To the naked eye, the words are not only indistinguishable because of the distance, but also because they appear upside down and move across the LED display right to left. However, seen through the telescope they are turned right side up and rendered intelligible--and intimately so, the magnified keyhole view combining with the music to make us register this catalogue of loss in a visceral and deeply embodied way.


Some of the goodbyes are fairly general and non-place-specific: "Farewell Libido"; "Farewell Kodak"; "Farewell Old Age Homes." However, working with the Vancouver based public art collective Other Sights, Verhoeven has also included many adieus specific to Canada, BC, and Vancouver, several of them bitterly ironic: "Farewell Canada Council"; "Farewell Jian Ghomeshi"; "Farewell Macmillan Bloedel"; "Farewell Canucks"; "Farewell Colbalt Motor Hotel." Then, too, scattered amid this account of leave-takings are some equally biting salutations: "Welcome Highway of Tears"; "Welcome Harper"; "Welcome Kinder Morgan." Finally, poetry (e.g., from Byron, "Let's not unman each other/ Part at once/ All farewells should be sudden when forever") and proverbs ("Great is the act of beginning, but greater is the act of ending") are also mixed in as part of the unfurling text.

One of the things that I most appreciated about the piece was that it was sited to the east, overlooking Vancouver's working port and industrial harbour rather than pointing in the direction of Canada Place and Stanley Park. If, as I suspect, Verhoeven is partly playing with classic philosophical ideas of the sublime in having us survey--and be unsettled by--the accelerated history of development and privatization in our urban surroundings, then far better to have us gaze with awe and horror at all the construction cranes in the rapidly gentrifying east side of Vancouver than be seduced by the picturesque   perspective offered by Coal Harbour and the north shore mountains.

Fare Thee Well! is paired with Cinema Imaginaire, a work by Verhoeven's fellow Dutch artist Lotte van den Berg (it opens this Wednesday). Both site-based pieces have been grouped under a thematic called "Dis/Appearing City," and point once again to the PuSh Festival's ongoing concern with the intersection between performance and place.

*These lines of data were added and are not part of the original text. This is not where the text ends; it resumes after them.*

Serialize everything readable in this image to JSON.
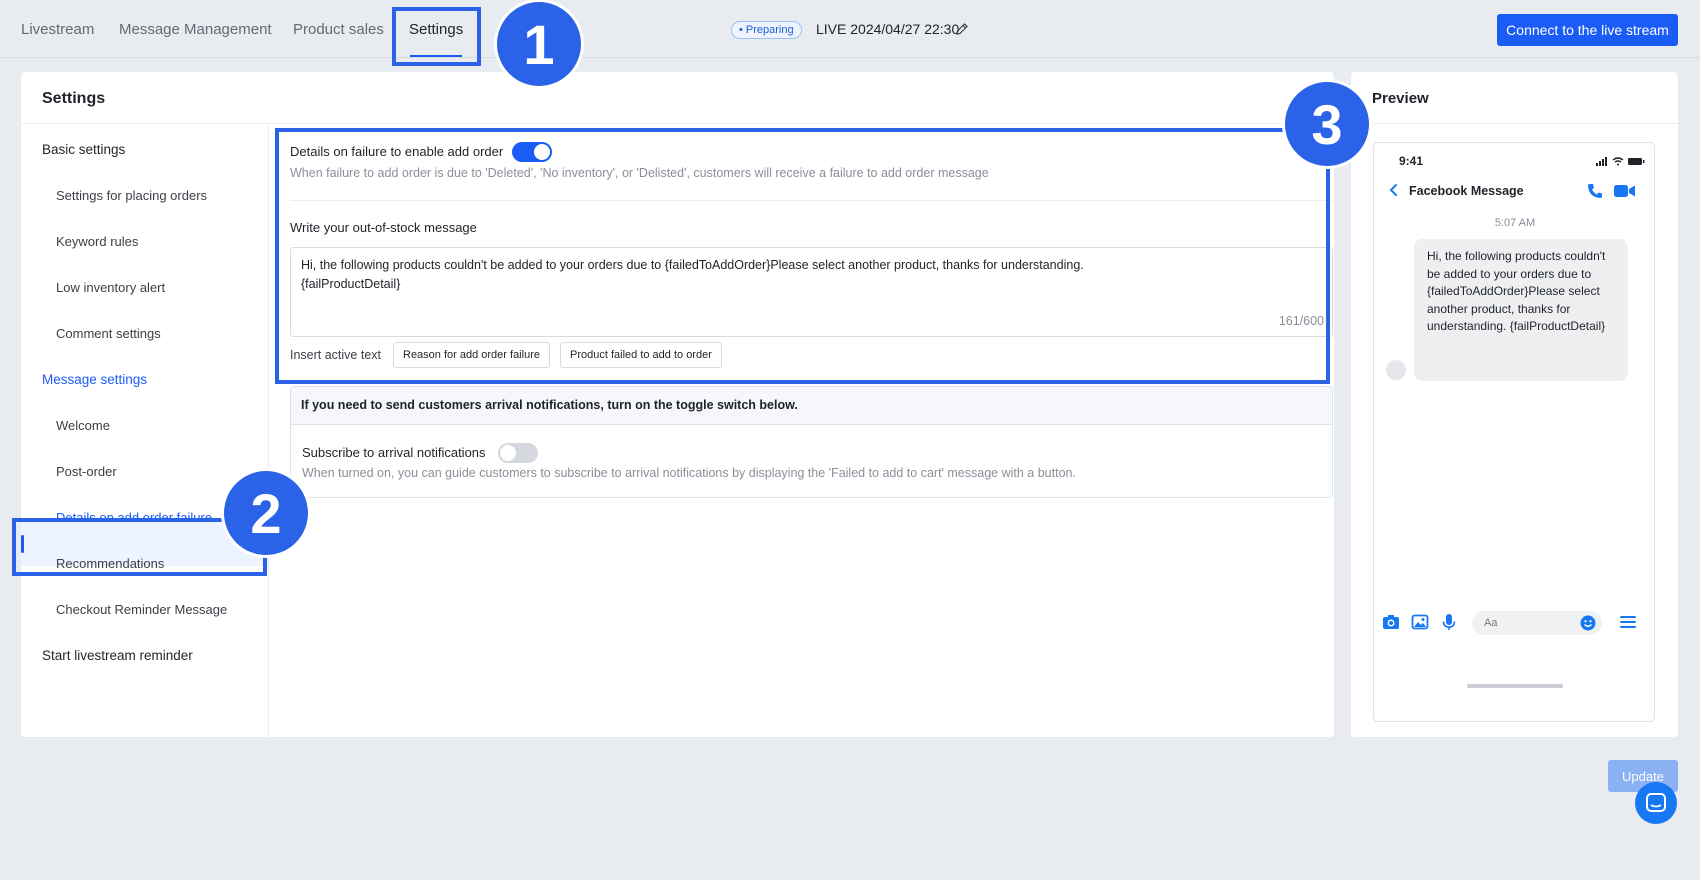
{
  "nav": {
    "tabs": [
      "Livestream",
      "Message Management",
      "Product sales",
      "Settings"
    ],
    "status_badge": "• Preparing",
    "live_label": "LIVE 2024/04/27 22:30",
    "connect_button": "Connect to the live stream"
  },
  "markers": [
    "1",
    "2",
    "3"
  ],
  "settings": {
    "title": "Settings",
    "sidebar": {
      "basic_group": "Basic settings",
      "basic_items": [
        "Settings for placing orders",
        "Keyword rules",
        "Low inventory alert",
        "Comment settings"
      ],
      "message_group": "Message settings",
      "message_items": [
        "Welcome",
        "Post-order",
        "Details on add order failure",
        "Recommendations",
        "Checkout Reminder Message"
      ],
      "reminder_group": "Start livestream reminder"
    },
    "failure_section": {
      "title": "Details on failure to enable add order",
      "toggle_on": true,
      "description": "When failure to add order is due to 'Deleted', 'No inventory', or 'Delisted', customers will receive a failure to add order message"
    },
    "out_of_stock": {
      "label": "Write your out-of-stock message",
      "message": "Hi, the following products couldn't be added to your orders due to {failedToAddOrder}Please select another product, thanks for understanding.\n{failProductDetail}",
      "counter": "161/600",
      "insert_label": "Insert active text",
      "chips": [
        "Reason for add order failure",
        "Product failed to add to order"
      ]
    },
    "arrival": {
      "notice": "If you need to send customers arrival notifications, turn on the toggle switch below.",
      "title": "Subscribe to arrival notifications",
      "toggle_on": false,
      "description": "When turned on, you can guide customers to subscribe to arrival notifications by displaying the 'Failed to add to cart' message with a button."
    }
  },
  "preview": {
    "title": "Preview",
    "time": "9:41",
    "chat_name": "Facebook Message",
    "timestamp": "5:07 AM",
    "bubble": "Hi, the following products couldn't be added to your orders due to {failedToAddOrder}Please select another product, thanks for understanding. {failProductDetail}",
    "input_placeholder": "Aa",
    "icons": [
      "back-arrow-icon",
      "phone-icon",
      "video-icon",
      "camera-icon",
      "image-icon",
      "mic-icon",
      "emoji-icon",
      "menu-icon"
    ]
  },
  "update_button": "Update",
  "colors": {
    "accent": "#1a5cf5",
    "highlight": "#2b63e8",
    "fab": "#1877f2"
  }
}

Sunday, February 1, 2015

PuSh 2015: Phantasmagoria

Loose Leaf Collective's Phantasmagoria: Circus of Dreams is a work of physical theatre devised and produced by students in the Bachelor of Performing Arts completion degree, a unique joint program between Capilano University, Douglas College, Langara College, and Vancouver Community College. Showcasing the acting, musical, movement, visual, and design talents of 23 talented young creators, the concept for the piece derives from the carnival side show, with vignettes made up of conjoined twins, a man-eating siren, and tap-dancing wind-up dolls, among others.

Not everything worked, and some of the transitions between scenes were either too rushed or filled with too much dead space. However, as an overall sensory experience, there is no denying the impact of the piece, particularly in terms of scenography and costume design.

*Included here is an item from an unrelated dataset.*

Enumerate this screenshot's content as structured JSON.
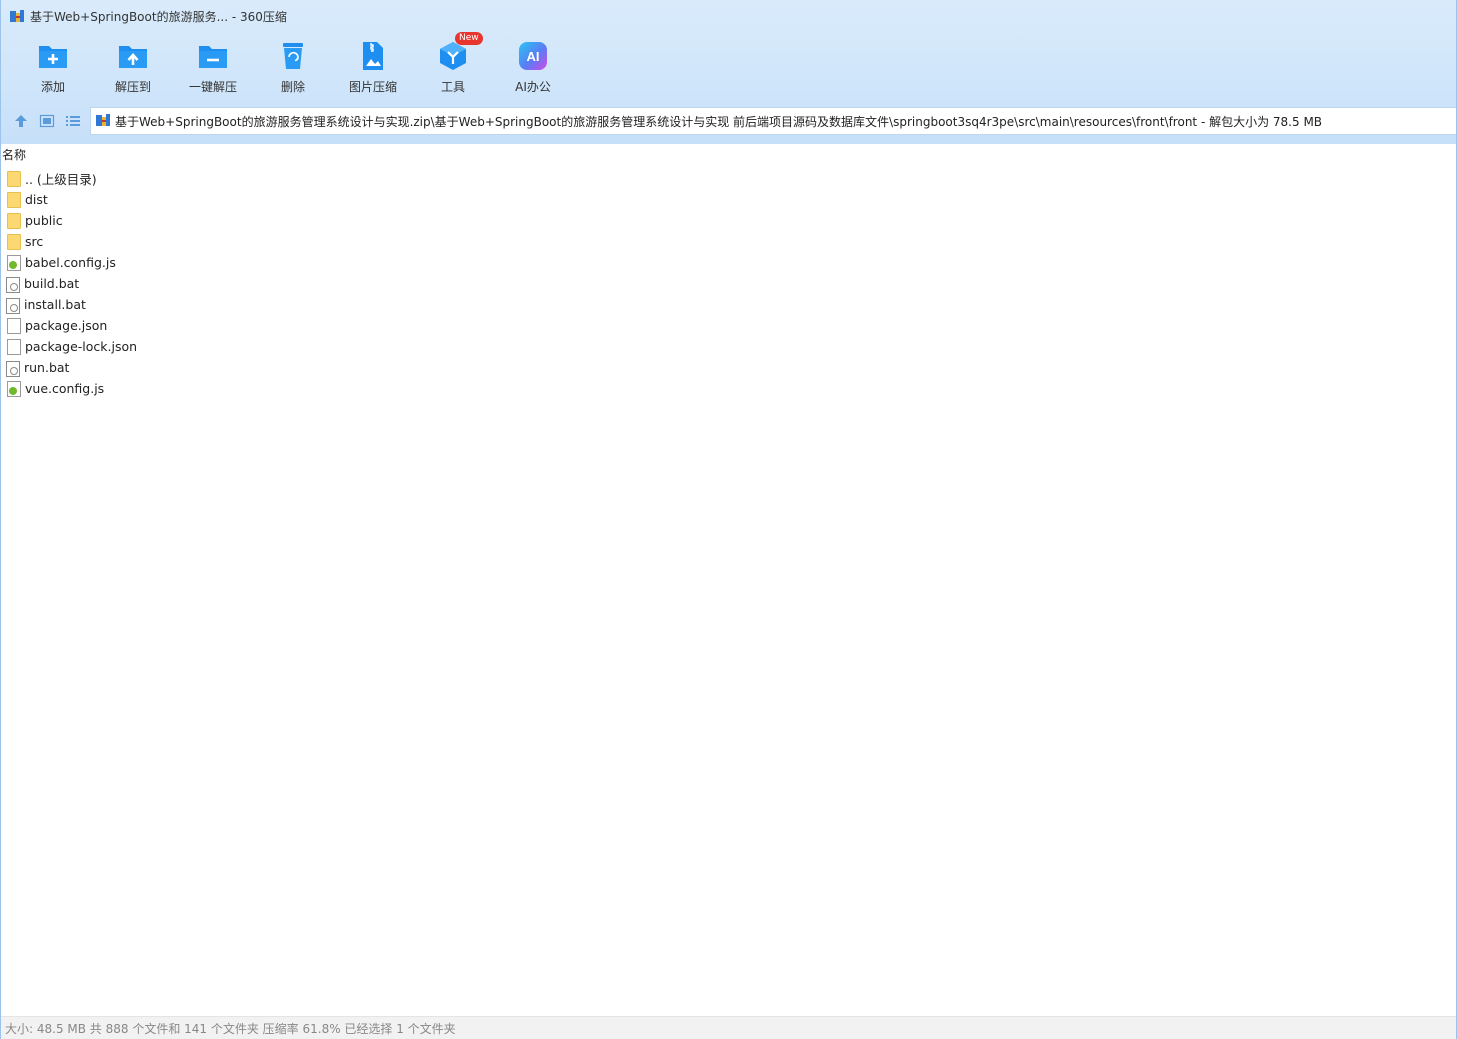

Special kudos to the twinned Joni Mitchell-esque harlequins on keyboards and cello, and also to the woman who played the clown. The latter was no pratfalling jester out for the easy laugh; rather, in true bouffon style, she had an edge of meanness to her, harassing and cajoling the audience and her fellow performers in equal measure. And, as befitted her role (and the piece as a whole), she also brought things back to the body in the most grotesque and visceral way when she squatted and mimed a shit on stage. When's the last time you saw that in a theatre in Vancouver?

Another great thing to see: last night's performance was sold-out. In fact, so overworked was Roundhouse front-of-house manager Donna Soares that she conscripted me and two of my LGC dance crew who had turned up to see the show, Diane and Kuei-Ming, into helping out as ushers. I'm not sure if the lack of staff was a failing of the Roundhouse or the PuSh Festival; either way, I was happy to help direct folks to their seats.